((
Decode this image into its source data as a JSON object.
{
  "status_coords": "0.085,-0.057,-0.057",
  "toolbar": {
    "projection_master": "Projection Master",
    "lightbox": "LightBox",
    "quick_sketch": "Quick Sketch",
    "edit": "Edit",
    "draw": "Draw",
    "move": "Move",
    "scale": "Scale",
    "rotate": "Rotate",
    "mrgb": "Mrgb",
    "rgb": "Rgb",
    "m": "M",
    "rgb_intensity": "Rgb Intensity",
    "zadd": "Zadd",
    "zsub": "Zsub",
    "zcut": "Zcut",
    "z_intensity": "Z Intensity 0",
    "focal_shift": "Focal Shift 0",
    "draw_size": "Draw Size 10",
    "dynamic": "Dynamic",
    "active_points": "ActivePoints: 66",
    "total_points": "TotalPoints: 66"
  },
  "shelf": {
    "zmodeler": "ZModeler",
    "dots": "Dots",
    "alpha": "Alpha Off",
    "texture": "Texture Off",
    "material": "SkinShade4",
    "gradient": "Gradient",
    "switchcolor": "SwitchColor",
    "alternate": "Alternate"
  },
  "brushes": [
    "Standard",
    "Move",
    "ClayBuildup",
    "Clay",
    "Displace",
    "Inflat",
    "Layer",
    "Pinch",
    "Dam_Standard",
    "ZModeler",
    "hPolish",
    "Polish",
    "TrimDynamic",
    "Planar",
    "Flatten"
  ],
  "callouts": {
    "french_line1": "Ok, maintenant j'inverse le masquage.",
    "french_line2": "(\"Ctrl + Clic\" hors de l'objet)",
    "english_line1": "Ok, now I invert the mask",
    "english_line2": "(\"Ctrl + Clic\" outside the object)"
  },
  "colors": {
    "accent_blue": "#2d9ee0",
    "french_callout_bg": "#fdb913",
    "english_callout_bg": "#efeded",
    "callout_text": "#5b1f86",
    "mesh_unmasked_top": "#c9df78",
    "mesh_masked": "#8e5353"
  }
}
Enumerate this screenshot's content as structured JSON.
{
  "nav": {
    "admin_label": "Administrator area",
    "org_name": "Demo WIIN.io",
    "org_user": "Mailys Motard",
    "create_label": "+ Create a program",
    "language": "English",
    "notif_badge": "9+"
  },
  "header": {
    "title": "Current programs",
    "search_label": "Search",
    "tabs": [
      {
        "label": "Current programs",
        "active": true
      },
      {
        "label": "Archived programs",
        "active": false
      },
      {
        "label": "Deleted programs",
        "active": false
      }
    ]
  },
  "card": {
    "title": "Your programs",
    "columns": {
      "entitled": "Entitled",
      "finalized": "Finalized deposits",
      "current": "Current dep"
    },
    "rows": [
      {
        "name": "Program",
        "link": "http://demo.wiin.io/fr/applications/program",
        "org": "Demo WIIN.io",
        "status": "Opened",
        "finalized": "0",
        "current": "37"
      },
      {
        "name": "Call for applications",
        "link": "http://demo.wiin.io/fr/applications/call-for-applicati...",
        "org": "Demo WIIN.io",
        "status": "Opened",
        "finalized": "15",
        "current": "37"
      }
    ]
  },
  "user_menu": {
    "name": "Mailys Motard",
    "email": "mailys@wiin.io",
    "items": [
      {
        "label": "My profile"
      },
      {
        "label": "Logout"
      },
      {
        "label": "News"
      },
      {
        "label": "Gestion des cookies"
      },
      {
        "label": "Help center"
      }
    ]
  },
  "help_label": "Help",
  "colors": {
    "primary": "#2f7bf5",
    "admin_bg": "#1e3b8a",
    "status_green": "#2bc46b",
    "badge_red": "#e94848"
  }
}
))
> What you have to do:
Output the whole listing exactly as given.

> Response to this task:
Decode this image into its source data as a JSON object.
{
  "status_coords": "0.085,-0.057,-0.057",
  "toolbar": {
    "projection_master": "Projection Master",
    "lightbox": "LightBox",
    "quick_sketch": "Quick Sketch",
    "edit": "Edit",
    "draw": "Draw",
    "move": "Move",
    "scale": "Scale",
    "rotate": "Rotate",
    "mrgb": "Mrgb",
    "rgb": "Rgb",
    "m": "M",
    "rgb_intensity": "Rgb Intensity",
    "zadd": "Zadd",
    "zsub": "Zsub",
    "zcut": "Zcut",
    "z_intensity": "Z Intensity 0",
    "focal_shift": "Focal Shift 0",
    "draw_size": "Draw Size 10",
    "dynamic": "Dynamic",
    "active_points": "ActivePoints: 66",
    "total_points": "TotalPoints: 66"
  },
  "shelf": {
    "zmodeler": "ZModeler",
    "dots": "Dots",
    "alpha": "Alpha Off",
    "texture": "Texture Off",
    "material": "SkinShade4",
    "gradient": "Gradient",
    "switchcolor": "SwitchColor",
    "alternate": "Alternate"
  },
  "brushes": [
    "Standard",
    "Move",
    "ClayBuildup",
    "Clay",
    "Displace",
    "Inflat",
    "Layer",
    "Pinch",
    "Dam_Standard",
    "ZModeler",
    "hPolish",
    "Polish",
    "TrimDynamic",
    "Planar",
    "Flatten"
  ],
  "callouts": {
    "french_line1": "Ok, maintenant j'inverse le masquage.",
    "french_line2": "(\"Ctrl + Clic\" hors de l'objet)",
    "english_line1": "Ok, now I invert the mask",
    "english_line2": "(\"Ctrl + Clic\" outside the object)"
  },
  "colors": {
    "accent_blue": "#2d9ee0",
    "french_callout_bg": "#fdb913",
    "english_callout_bg": "#efeded",
    "callout_text": "#5b1f86",
    "mesh_unmasked_top": "#c9df78",
    "mesh_masked": "#8e5353"
  }
}
Enumerate this screenshot's content as structured JSON.
{
  "nav": {
    "admin_label": "Administrator area",
    "org_name": "Demo WIIN.io",
    "org_user": "Mailys Motard",
    "create_label": "+ Create a program",
    "language": "English",
    "notif_badge": "9+"
  },
  "header": {
    "title": "Current programs",
    "search_label": "Search",
    "tabs": [
      {
        "label": "Current programs",
        "active": true
      },
      {
        "label": "Archived programs",
        "active": false
      },
      {
        "label": "Deleted programs",
        "active": false
      }
    ]
  },
  "card": {
    "title": "Your programs",
    "columns": {
      "entitled": "Entitled",
      "finalized": "Finalized deposits",
      "current": "Current dep"
    },
    "rows": [
      {
        "name": "Program",
        "link": "http://demo.wiin.io/fr/applications/program",
        "org": "Demo WIIN.io",
        "status": "Opened",
        "finalized": "0",
        "current": "37"
      },
      {
        "name": "Call for applications",
        "link": "http://demo.wiin.io/fr/applications/call-for-applicati...",
        "org": "Demo WIIN.io",
        "status": "Opened",
        "finalized": "15",
        "current": "37"
      }
    ]
  },
  "user_menu": {
    "name": "Mailys Motard",
    "email": "mailys@wiin.io",
    "items": [
      {
        "label": "My profile"
      },
      {
        "label": "Logout"
      },
      {
        "label": "News"
      },
      {
        "label": "Gestion des cookies"
      },
      {
        "label": "Help center"
      }
    ]
  },
  "help_label": "Help",
  "colors": {
    "primary": "#2f7bf5",
    "admin_bg": "#1e3b8a",
    "status_green": "#2bc46b",
    "badge_red": "#e94848"
  }
}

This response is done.